- 1.1. 1997.
- 1.2. 1998-12-04. Codenamed "Playground". Branded "Java 2".
- 1.3. 2000-05-08. Codenamed "Kestrel".
- 1.4. 2002-02-13. Codenamed "Merlin".
- 1.4.1. Codenamed "Hopper".
- 5.0. 2004-09-29. Codenamed "Tiger". Internally version 1.5. The "Annotations" feature based upon C#.
- 6.0. Expected 2006. Codenamed "Mustang".
- 7.0. Codenamed "Dolphin".
The Java mascot is called "Duke" and he tends to wave and flip a lot.
A glossary of words related to Java.
- Allow programs to display text in the appropriate language automatically. As of Java 1.1.
- Enterprise JavaBeans. Component architecture for making distributed server-side apps.
- Java Applets
- A small Java program that is embedded, usually inline, directly to a web page.

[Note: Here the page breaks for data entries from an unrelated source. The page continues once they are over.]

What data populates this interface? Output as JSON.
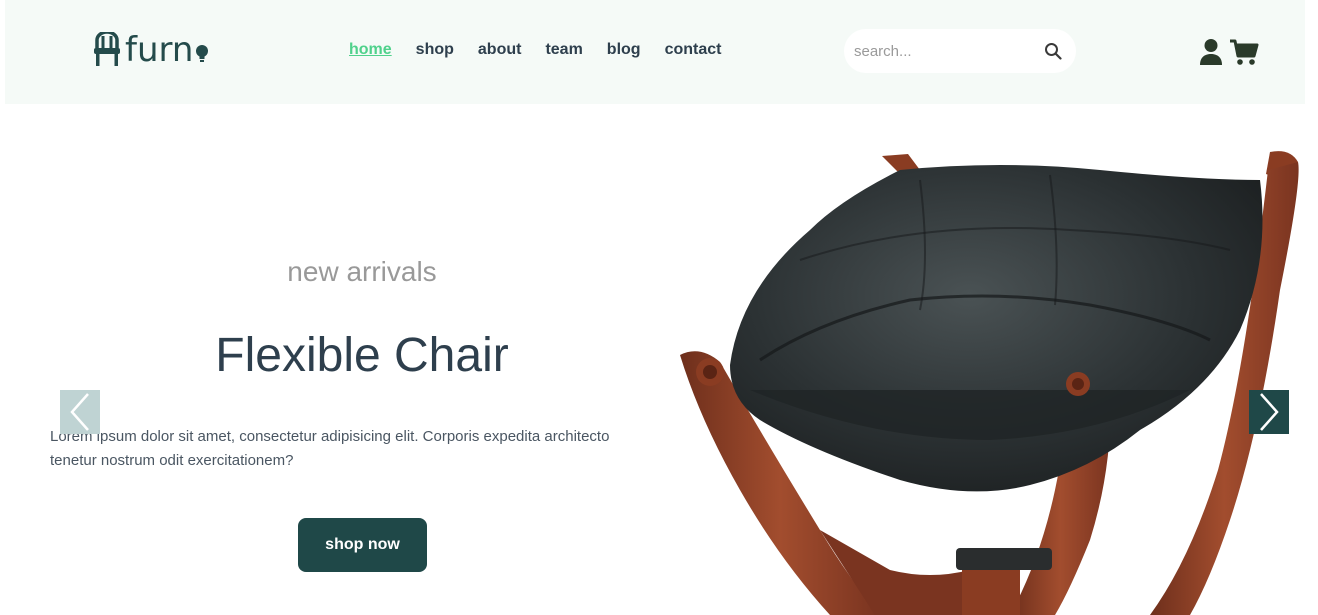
{
  "brand": {
    "name": "furn"
  },
  "nav": {
    "items": [
      {
        "label": "home",
        "active": true
      },
      {
        "label": "shop",
        "active": false
      },
      {
        "label": "about",
        "active": false
      },
      {
        "label": "team",
        "active": false
      },
      {
        "label": "blog",
        "active": false
      },
      {
        "label": "contact",
        "active": false
      }
    ]
  },
  "search": {
    "placeholder": "search...",
    "value": ""
  },
  "header_icons": [
    "user-icon",
    "cart-icon"
  ],
  "hero": {
    "subtitle": "new arrivals",
    "title": "Flexible Chair",
    "description": "Lorem ipsum dolor sit amet, consectetur adipisicing elit. Corporis expedita architecto tenetur nostrum odit exercitationem?",
    "button_label": "shop now",
    "image": "chair-image"
  },
  "colors": {
    "accent": "#4fd18b",
    "brand_dark": "#1f4848",
    "text_dark": "#2e3f4d",
    "header_bg": "#f5faf7"
  }
}
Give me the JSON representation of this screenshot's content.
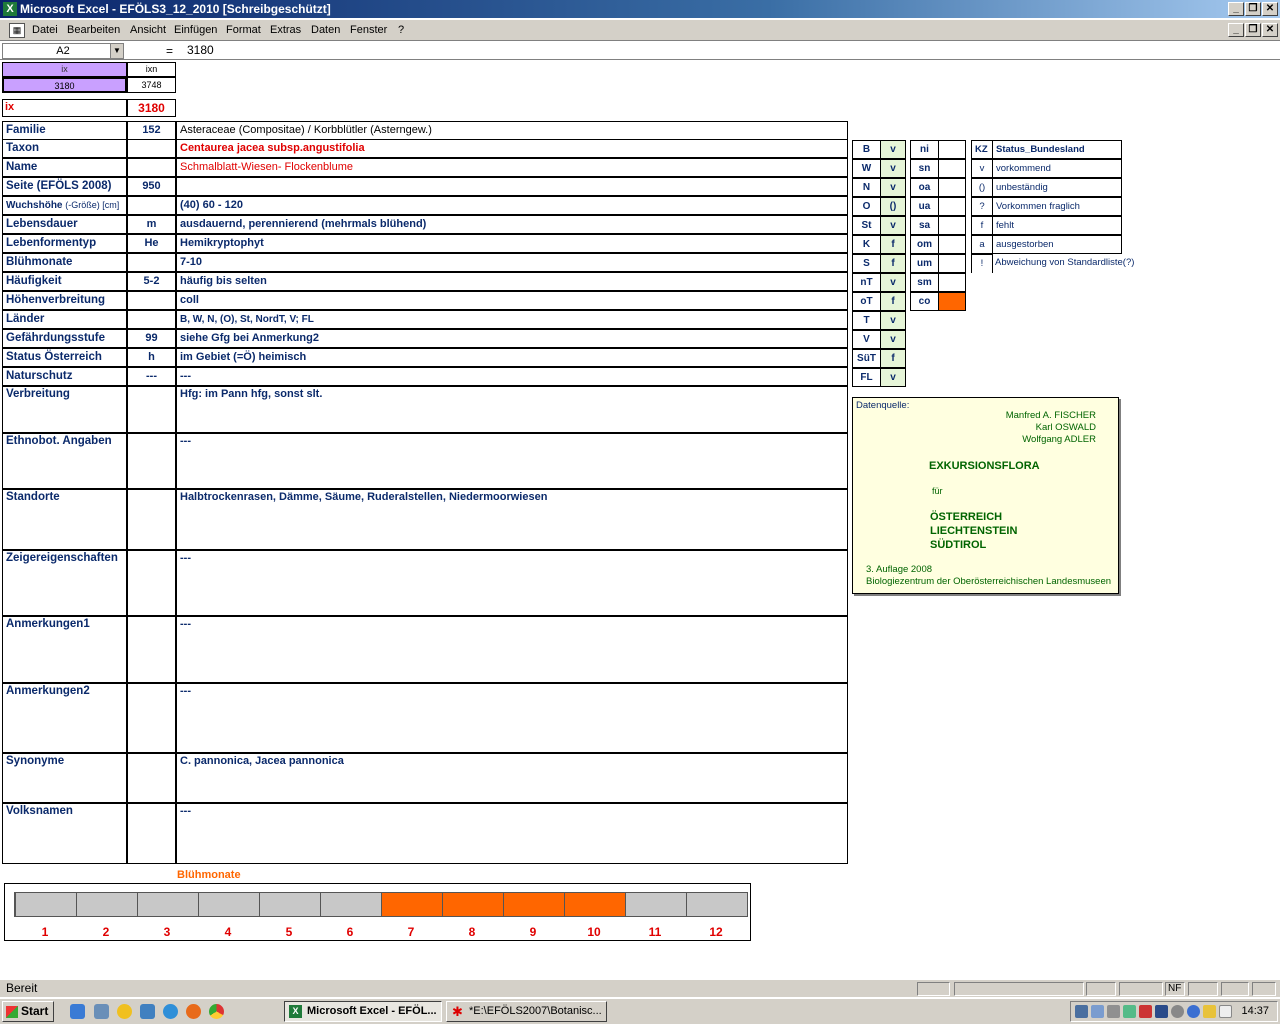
{
  "window": {
    "title": "Microsoft Excel - EFÖLS3_12_2010  [Schreibgeschützt]"
  },
  "menu": {
    "items": [
      "Datei",
      "Bearbeiten",
      "Ansicht",
      "Einfügen",
      "Format",
      "Extras",
      "Daten",
      "Fenster",
      "?"
    ]
  },
  "formula": {
    "namebox": "A2",
    "fx": "=",
    "value": "3180"
  },
  "index": {
    "ix_header": "ix",
    "ixn_header": "ixn",
    "ix_value": "3180",
    "ixn_value": "3748",
    "ix_label": "ix",
    "ix_big": "3180"
  },
  "rows": [
    {
      "label": "Familie",
      "code": "152",
      "value": "Asteraceae (Compositae)  /  Korbblütler (Asterngew.)"
    },
    {
      "label": "Taxon",
      "code": "",
      "value": "Centaurea jacea subsp.angustifolia"
    },
    {
      "label": "Name",
      "code": "",
      "value": "Schmalblatt-Wiesen- Flockenblume"
    },
    {
      "label": "Seite (EFÖLS 2008)",
      "code": "950",
      "value": ""
    },
    {
      "label": "Wuchshöhe",
      "label_suffix": "(-Größe) [cm]",
      "code": "",
      "value": "(40) 60 - 120"
    },
    {
      "label": "Lebensdauer",
      "code": "m",
      "value": "ausdauernd, perennierend (mehrmals blühend)"
    },
    {
      "label": "Lebenformentyp",
      "code": "He",
      "value": "Hemikryptophyt"
    },
    {
      "label": "Blühmonate",
      "code": "",
      "value": "7-10"
    },
    {
      "label": "Häufigkeit",
      "code": "5-2",
      "value": "häufig bis selten"
    },
    {
      "label": "Höhenverbreitung",
      "code": "",
      "value": "coll"
    },
    {
      "label": "Länder",
      "code": "",
      "value": "B, W, N, (O), St, NordT, V; FL"
    },
    {
      "label": "Gefährdungsstufe",
      "code": "99",
      "value": "siehe Gfg bei Anmerkung2"
    },
    {
      "label": "Status Österreich",
      "code": "h",
      "value": "im Gebiet (=Ö) heimisch"
    },
    {
      "label": "Naturschutz",
      "code": "---",
      "value": "---"
    }
  ],
  "tall_rows": [
    {
      "label": "Verbreitung",
      "value": "Hfg: im Pann hfg, sonst slt."
    },
    {
      "label": "Ethnobot. Angaben",
      "value": "---"
    },
    {
      "label": "Standorte",
      "value": "Halbtrockenrasen, Dämme, Säume, Ruderalstellen, Niedermoorwiesen"
    },
    {
      "label": "Zeigereigenschaften",
      "value": "---"
    },
    {
      "label": "Anmerkungen1",
      "value": "---"
    },
    {
      "label": "Anmerkungen2",
      "value": "---"
    },
    {
      "label": "Synonyme",
      "value": "C. pannonica, Jacea pannonica"
    },
    {
      "label": "Volksnamen",
      "value": "---"
    }
  ],
  "bundeslaender": [
    {
      "code": "B",
      "status": "v"
    },
    {
      "code": "W",
      "status": "v"
    },
    {
      "code": "N",
      "status": "v"
    },
    {
      "code": "O",
      "status": "()"
    },
    {
      "code": "St",
      "status": "v"
    },
    {
      "code": "K",
      "status": "f"
    },
    {
      "code": "S",
      "status": "f"
    },
    {
      "code": "nT",
      "status": "v"
    },
    {
      "code": "oT",
      "status": "f"
    },
    {
      "code": "T",
      "status": "v"
    },
    {
      "code": "V",
      "status": "v"
    },
    {
      "code": "SüT",
      "status": "f"
    },
    {
      "code": "FL",
      "status": "v"
    }
  ],
  "hoehenstufen": [
    "ni",
    "sn",
    "oa",
    "ua",
    "sa",
    "om",
    "um",
    "sm",
    "co"
  ],
  "legend": {
    "header_code": "KZ",
    "header_label": "Status_Bundesland",
    "entries": [
      {
        "code": "v",
        "label": "vorkommend"
      },
      {
        "code": "()",
        "label": "unbeständig"
      },
      {
        "code": "?",
        "label": "Vorkommen fraglich"
      },
      {
        "code": "f",
        "label": "fehlt"
      },
      {
        "code": "a",
        "label": "ausgestorben"
      },
      {
        "code": "!",
        "label": "Abweichung von Standardliste(?)"
      }
    ]
  },
  "source": {
    "label": "Datenquelle:",
    "authors": [
      "Manfred A. FISCHER",
      "Karl OSWALD",
      "Wolfgang ADLER"
    ],
    "title": "EXKURSIONSFLORA",
    "fuer": "für",
    "regions": [
      "ÖSTERREICH",
      "LIECHTENSTEIN",
      "SÜDTIROL"
    ],
    "edition": "3. Auflage 2008",
    "publisher": "Biologiezentrum der Oberösterreichischen Landesmuseen"
  },
  "bluehmonate": {
    "title": "Blühmonate",
    "months": [
      "1",
      "2",
      "3",
      "4",
      "5",
      "6",
      "7",
      "8",
      "9",
      "10",
      "11",
      "12"
    ],
    "active_from": 7,
    "active_to": 10,
    "active_color": "#ff6600",
    "inactive_color": "#c8c8c8"
  },
  "status": {
    "text": "Bereit",
    "nf": "NF"
  },
  "taskbar": {
    "start": "Start",
    "task1": "Microsoft Excel - EFÖL...",
    "task2": "*E:\\EFÖLS2007\\Botanisc...",
    "clock": "14:37"
  },
  "colors": {
    "accent_purple": "#c9a0ff",
    "highlight_orange": "#ff6600",
    "green_cell": "#e6f5d8",
    "source_bg": "#ffffe0"
  }
}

A Java applet is usually accessed and used by a user within a Java-enabled browser.
- Reusable blocks of Java.
- Java Card
- A smaller version of Java for used in credit-card sized or smaller devices.
- Java Cryptography
- Implements algorithms for cryptography.
- A facility for incorporating help systems into Java apps.
- An API for writing e-mail apps.
- Java Media
Covers the classes and facilities that enable Java to deal with different media. This includes the following:
- Java 2D
- Java 3D
- JMF (Java Media Framework)
- Java Speech
- Java Sound
- Java TV
- Java Security
- A facility for secure access to system resources. As of Java 1.1.
- Java Servlets
- A facility that enables customization of web servers, including writing web apps.
- Java source code (plain text) is compiled into J-code (bytes). J-code is interpreted by JVMs.
- Java DataBase Connectivity. A facility for interacting with databases. As of Java 1.1.
Java Foundation Classes. The sets of classes that come with Java. Java 2 introduced the following:
- Swing. A facility for GUIs (Graphic User Interfaces). Replaces the Java AWT (Abstract Windowing Toolkit).
- Pluggable look-and-feel. Enables Java GUIs to look like whatever platform the app is running on.
- Accessibility. Java 2 accommodates programming for disabilities.
- Enables massively distributed computing.
- Java Naming and Directory Interface. A general service for looking up resources, particularly in directory services such as LDAP, NDS by Novell, and others.
- Java Virtual Machine. An application which enables a Java application to run. There are different JVMs for different platforms and machines.
- Remote Method Invocation. Java's system for distribute objects. Allows calls to methods on objects elsewhere on the network.
Links that lead to off-site pages about Java.
Official, i.e. via Sun, the maker of Java.
- java.com. A bunch of Java apps via Sun.
java.sun.com. Java for developers.
- "A White Paper". By James Gosling, creator of Java, 1996.
- Java Specs
"The Eight Fallacies of Distributed Computing". Here they are:
- The network is reliable
- Latency is zero
- Bandwidth is infinite
- The network is secure
- Topology doesn't change
- There is one administrator
- Transport cost is zero
- The network is homogeneous
- Brewing Java: A Tutorial [ibiblio.org/javafaq/javatutorial.html]. By Elliotte Rusty Harold, the guy who runs the com.lang.java FAQ list.
- Free Java Guide [freejavaguide.com]. Umm, lifted?
- Wikipedia --unless otherwise marked.
- 101 Reasons Why Java Is Better Than .NET.
- Gamelan.com. A good source of Java info, classes, applets, and applications.
- "Head First Java" Author Interview. About teaching Java.
- Java Tester [javatester.org]. "This web site addresses four Java issues: (1) Is your web browser Java enabled?, (2) If so, what version of Java is it using?, (3) How to install and upgrade Java and (4) Configuring the Java options in your browser."
- Kaffe.org. 'a clean room implementation of the Java virtual machine, plus the associated class libraries needed to provide a Java runtime environment. The Kaffe virtual machine is free software, licensed under the terms of the GNU General Public License. '
- Microsoft Technologies for Java. Ha!
- news://comp.lan.java. The primary newsgroup regarding Java.
- comp.lang.java FAQ List [ibiblio.org/javafaq/javafaq.html].